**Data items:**
===============

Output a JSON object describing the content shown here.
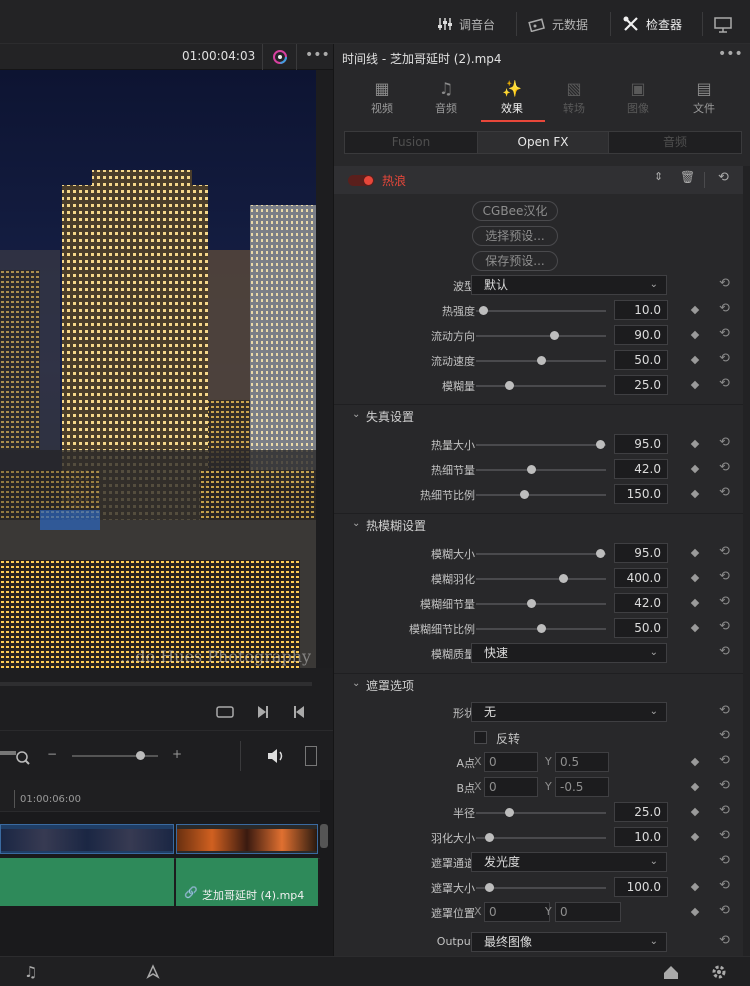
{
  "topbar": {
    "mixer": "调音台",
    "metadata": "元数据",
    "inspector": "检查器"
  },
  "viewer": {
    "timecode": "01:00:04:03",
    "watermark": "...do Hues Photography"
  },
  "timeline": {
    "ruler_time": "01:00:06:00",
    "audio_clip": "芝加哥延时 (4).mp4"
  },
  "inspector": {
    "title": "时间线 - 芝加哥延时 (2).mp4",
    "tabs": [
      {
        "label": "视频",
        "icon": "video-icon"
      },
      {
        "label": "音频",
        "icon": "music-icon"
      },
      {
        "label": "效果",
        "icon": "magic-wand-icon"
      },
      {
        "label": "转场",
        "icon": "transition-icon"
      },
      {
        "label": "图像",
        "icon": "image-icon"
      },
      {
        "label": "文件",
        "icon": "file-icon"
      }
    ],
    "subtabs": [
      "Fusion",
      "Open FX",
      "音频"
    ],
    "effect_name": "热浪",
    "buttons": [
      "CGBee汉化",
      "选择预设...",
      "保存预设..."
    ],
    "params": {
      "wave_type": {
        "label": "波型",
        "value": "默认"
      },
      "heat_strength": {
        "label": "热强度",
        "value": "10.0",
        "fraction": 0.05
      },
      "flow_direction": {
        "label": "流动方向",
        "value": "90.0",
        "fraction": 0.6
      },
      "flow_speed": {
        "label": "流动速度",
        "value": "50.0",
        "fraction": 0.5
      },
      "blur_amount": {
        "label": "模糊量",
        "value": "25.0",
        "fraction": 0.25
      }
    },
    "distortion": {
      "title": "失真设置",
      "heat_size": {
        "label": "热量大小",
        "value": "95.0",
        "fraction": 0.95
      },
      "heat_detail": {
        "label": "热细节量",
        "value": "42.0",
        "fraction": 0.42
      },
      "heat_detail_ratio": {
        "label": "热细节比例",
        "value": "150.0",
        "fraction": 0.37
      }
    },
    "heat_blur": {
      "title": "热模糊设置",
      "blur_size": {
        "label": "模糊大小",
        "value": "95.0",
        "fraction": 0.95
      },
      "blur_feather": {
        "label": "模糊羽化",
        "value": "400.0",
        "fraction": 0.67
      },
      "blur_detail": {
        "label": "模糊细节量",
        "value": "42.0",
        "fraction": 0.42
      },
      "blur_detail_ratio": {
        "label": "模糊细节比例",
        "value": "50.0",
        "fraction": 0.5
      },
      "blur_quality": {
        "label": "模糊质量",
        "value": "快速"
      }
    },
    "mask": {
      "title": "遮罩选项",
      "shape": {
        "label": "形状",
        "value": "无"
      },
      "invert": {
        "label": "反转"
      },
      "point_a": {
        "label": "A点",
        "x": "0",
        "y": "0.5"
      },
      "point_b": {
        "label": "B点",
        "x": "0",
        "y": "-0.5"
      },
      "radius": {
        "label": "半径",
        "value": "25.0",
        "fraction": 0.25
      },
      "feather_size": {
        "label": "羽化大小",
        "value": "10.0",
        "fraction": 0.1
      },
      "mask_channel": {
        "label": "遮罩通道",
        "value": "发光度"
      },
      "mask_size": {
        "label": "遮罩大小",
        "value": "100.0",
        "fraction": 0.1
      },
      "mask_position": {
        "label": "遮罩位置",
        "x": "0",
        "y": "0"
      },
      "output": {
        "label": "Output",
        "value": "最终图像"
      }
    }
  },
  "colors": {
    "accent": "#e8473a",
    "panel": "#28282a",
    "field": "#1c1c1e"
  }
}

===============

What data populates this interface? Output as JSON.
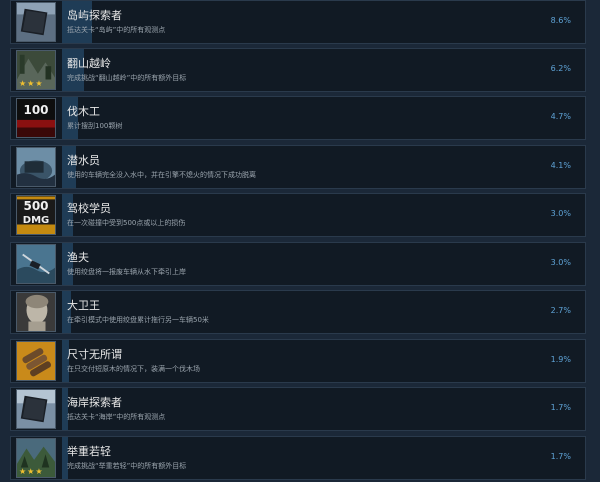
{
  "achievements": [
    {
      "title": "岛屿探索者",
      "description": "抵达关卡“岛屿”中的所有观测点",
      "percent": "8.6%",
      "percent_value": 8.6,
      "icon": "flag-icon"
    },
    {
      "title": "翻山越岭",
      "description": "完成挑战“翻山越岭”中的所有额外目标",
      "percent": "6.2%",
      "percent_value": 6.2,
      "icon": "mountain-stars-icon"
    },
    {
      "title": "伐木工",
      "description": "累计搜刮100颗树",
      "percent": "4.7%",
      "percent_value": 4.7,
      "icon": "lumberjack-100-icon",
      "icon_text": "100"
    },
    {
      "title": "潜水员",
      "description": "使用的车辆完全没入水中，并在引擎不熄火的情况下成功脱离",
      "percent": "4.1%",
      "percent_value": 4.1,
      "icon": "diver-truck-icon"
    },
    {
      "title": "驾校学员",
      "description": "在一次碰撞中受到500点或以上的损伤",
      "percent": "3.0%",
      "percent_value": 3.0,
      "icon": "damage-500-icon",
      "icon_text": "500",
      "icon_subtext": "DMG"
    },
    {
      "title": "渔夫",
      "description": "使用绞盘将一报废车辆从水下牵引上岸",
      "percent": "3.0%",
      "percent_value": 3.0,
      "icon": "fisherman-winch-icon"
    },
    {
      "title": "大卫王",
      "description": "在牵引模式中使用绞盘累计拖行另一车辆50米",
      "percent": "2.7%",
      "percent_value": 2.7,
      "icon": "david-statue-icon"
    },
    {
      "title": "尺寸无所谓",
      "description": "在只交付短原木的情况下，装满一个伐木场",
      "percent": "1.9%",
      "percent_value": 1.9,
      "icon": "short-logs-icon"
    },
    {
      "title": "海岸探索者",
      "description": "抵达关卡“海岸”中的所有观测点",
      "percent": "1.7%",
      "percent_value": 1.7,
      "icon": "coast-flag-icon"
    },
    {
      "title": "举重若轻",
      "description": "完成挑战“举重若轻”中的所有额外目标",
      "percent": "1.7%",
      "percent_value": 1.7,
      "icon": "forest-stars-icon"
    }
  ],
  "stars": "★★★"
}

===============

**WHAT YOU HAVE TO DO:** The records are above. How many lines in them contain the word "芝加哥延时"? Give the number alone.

**REPLY:** 2